In 1888 Ruben Gold Thwaites, with his wife Jessie Turvill Thwaites and a physician friend, canoed three rivers in Wisconsin and Illinois. This book is an account of those trips. He describes the people, landscape and history of the areas they passed through, their encounters with farmers, townspeople and river people. Before much of the land adjacent to these rivers was drained for farming, there were long stretches of heavily-wooded bottom land, and the streams were shallow during dry spells, with confusing mazes of channels and islands. He describes encounters with barbed wire fences and with mill dams and mill races that would horrify most modern canoeists. Today, such things would be walled off or posted by the managers of our recreational rivers to prevent people from hurting themselves. Yet he and his wife, after cautious scouting to be sure, took them head-on, fending off with paddles and ducking under the strands of wire or the roofs of culverts. The closest I can come to a comparable account is in Snowshoeing Through Sewers: Adventures in New York City, New Jersey, and Philadelphia 1994 by Michael Aaron Rockland where he and a friend do something similarly crazy in Trenton NJ.

Gold Thwaites was a good naturalist, well acquainted with the plants and birds along the river, so I find it easy to picture the riverscapes he describes. The extensive marshes and winding channels at that time were still full of emergent plants, ducks, pickerel and sturgeon. He describes a humming swarm of mayflies headed upstream in the twilight, like a reverse river over their heads. His descriptions of the homes and the quasi-inns where they spent the nights are at turns amusing and appalling. Rural poverty was as pervasive or more so then than it is today. Many towns that had once thrived were bypassed by the railroads and were dying, their factories shut or burned and their dams and bridges crumbling in the late 1880’s.

I glanced at his other river voyage book Afloat on the Ohio: An Historical Pilgrimage of a Thousand Miles in a Skiff, from Redstone to Cairo on Project Gutenberg http://www.gutenberg.org/files/29306/29306-h/29306-h.htm There is a fascinating account of their side trip up to Big Bone Lick, the salt springs famous for the vast quantity of prehistoric animal bone, especially mammoth, found by the early settlers, some of which ended up in museum collections. He also describes the poor health of the inhabitants of that swampy bottomland, because of endemic malaria. I’d like to read the rest on my Kindle or listen to it on Librvox, if that recording is as well read and produced as this one.
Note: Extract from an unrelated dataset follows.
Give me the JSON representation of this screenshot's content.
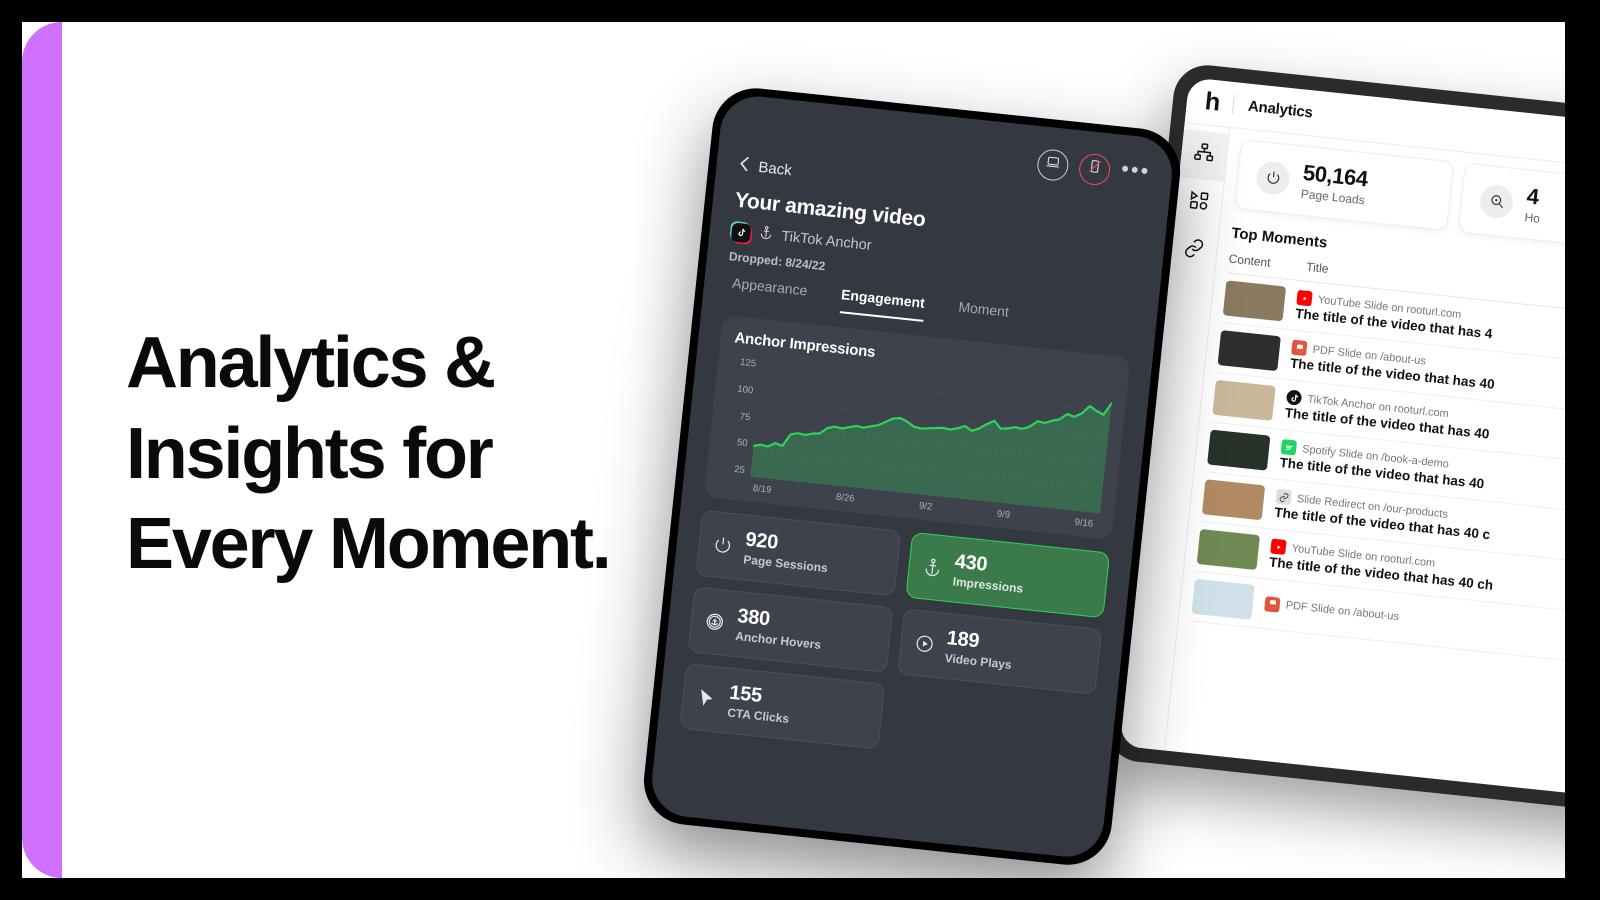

His profession was as a historical archivist: He was a prolific editor of early American historical documents, including the Wisconsin Historical Collections (volumes xi-xix, 1888-1911); The Jesuit Relations (73 volumes, 1896–1901); Early Western Travels, 1748-1846 (32 volumes, 1904–1907); Original Journals of Lewis and Clark (7 volumes, 1905); and similar works. Much of this was accomplished with support from the state of Wisconsin, which he worked hard to obtain, when his attempts to obtain private donations fell far short. I doubt that the current governor and state legislators are willing to fund such efforts. Links to his work can be found at http://en.wikipedia.org/wiki/Reuben_Gold_Thwaites  An appreciation of his life and work by Frederick Jackson Turner can be found at https://archive.org/details/reubengoldthwait00tu